(Beginning of DATASET EXTRACT)
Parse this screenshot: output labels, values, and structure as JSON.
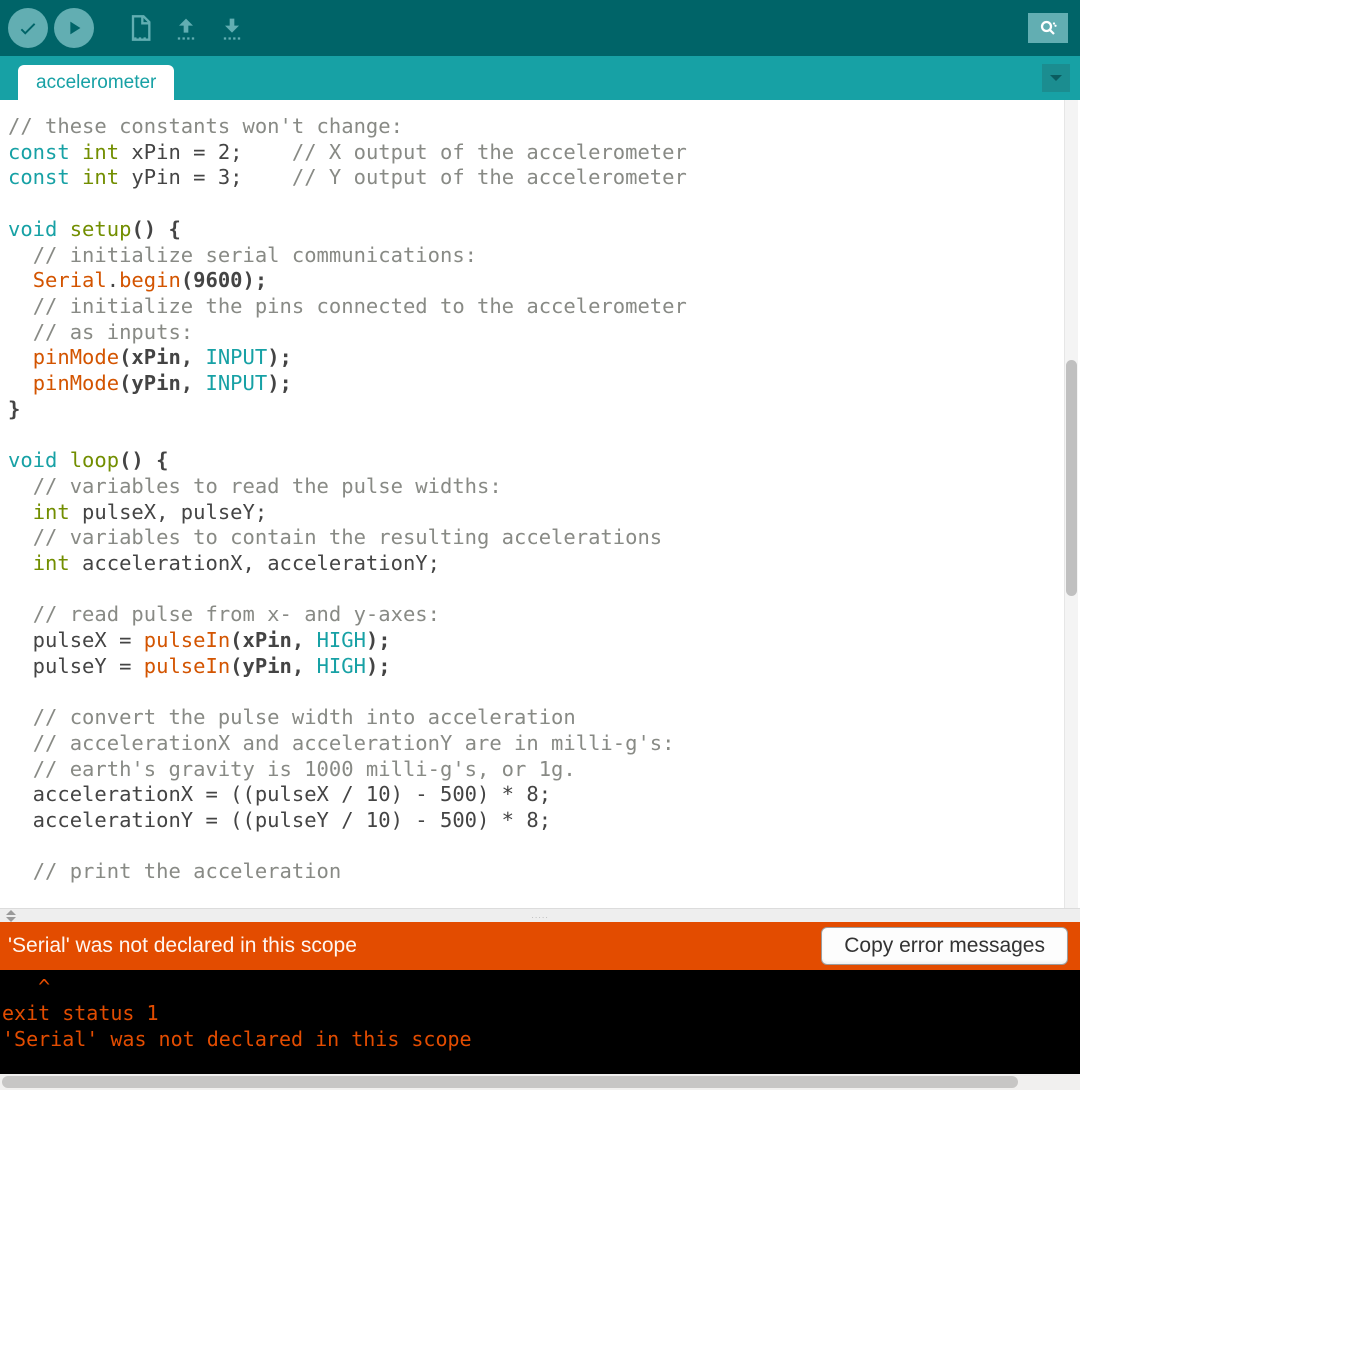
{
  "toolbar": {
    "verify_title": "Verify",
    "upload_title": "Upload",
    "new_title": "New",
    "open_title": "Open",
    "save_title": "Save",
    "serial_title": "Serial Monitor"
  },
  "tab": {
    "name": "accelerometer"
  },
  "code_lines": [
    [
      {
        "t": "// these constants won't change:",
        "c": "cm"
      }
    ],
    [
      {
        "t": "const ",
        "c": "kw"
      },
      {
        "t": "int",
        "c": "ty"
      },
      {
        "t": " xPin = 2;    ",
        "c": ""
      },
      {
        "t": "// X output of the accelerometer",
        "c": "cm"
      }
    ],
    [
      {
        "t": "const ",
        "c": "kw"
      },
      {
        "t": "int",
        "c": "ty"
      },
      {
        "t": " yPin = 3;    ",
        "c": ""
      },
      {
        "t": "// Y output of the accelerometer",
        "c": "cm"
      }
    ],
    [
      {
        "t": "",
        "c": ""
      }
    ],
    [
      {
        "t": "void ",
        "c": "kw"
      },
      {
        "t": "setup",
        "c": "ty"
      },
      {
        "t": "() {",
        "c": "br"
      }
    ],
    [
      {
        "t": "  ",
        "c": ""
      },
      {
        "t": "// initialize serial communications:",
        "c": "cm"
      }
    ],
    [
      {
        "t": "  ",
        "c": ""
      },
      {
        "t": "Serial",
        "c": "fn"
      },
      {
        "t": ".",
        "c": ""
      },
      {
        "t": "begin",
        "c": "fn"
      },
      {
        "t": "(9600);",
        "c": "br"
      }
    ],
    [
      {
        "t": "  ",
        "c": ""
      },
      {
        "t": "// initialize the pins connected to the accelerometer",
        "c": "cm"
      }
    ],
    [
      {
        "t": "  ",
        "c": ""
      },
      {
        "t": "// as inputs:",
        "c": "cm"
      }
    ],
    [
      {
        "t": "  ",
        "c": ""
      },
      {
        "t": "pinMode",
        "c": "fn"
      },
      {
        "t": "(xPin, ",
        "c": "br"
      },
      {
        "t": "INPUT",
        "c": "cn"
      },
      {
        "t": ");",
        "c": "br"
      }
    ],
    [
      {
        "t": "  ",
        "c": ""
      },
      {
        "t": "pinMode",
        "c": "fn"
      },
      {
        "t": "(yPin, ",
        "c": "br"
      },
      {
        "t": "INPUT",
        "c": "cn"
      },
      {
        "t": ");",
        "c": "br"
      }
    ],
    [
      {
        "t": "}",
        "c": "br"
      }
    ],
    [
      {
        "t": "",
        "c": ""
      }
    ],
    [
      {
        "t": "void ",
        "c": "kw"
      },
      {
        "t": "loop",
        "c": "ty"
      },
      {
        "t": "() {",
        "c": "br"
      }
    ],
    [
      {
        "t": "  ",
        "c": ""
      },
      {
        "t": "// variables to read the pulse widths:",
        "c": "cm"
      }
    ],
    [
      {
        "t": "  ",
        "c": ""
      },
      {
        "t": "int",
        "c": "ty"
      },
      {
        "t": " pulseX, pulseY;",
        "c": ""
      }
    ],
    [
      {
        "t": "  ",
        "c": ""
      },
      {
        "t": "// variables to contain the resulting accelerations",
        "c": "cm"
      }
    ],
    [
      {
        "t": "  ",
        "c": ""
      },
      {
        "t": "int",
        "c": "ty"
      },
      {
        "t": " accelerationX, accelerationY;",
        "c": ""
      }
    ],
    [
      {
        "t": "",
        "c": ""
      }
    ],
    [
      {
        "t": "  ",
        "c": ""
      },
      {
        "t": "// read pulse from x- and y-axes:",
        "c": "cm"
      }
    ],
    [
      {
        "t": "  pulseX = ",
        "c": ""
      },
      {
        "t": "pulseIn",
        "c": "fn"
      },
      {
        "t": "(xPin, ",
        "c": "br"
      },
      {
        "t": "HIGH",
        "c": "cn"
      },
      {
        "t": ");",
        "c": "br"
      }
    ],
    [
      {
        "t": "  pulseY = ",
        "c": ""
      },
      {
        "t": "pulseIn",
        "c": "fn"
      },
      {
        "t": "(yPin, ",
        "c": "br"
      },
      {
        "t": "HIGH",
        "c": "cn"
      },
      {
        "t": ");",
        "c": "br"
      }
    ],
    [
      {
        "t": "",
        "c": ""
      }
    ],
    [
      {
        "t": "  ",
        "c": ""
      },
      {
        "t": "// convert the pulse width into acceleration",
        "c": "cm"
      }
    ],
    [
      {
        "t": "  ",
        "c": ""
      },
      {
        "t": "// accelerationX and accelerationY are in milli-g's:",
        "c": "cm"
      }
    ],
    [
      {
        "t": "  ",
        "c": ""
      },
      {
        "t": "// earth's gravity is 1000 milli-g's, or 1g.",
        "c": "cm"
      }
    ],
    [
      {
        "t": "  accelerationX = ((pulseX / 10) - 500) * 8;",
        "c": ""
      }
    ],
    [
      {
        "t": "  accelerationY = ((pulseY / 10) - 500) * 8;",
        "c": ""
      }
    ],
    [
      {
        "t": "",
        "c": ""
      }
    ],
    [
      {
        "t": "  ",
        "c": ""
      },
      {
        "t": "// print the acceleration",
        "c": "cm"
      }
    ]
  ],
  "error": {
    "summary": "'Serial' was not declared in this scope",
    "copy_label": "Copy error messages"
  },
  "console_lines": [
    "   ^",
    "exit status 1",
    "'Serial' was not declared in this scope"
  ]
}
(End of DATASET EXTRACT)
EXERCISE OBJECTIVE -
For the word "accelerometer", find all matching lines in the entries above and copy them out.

EXPECTED ANSWER -
    "name": "accelerometer"
        "t": "// X output of the accelerometer",
        "t": "// Y output of the accelerometer",
        "t": "// initialize the pins connected to the accelerometer",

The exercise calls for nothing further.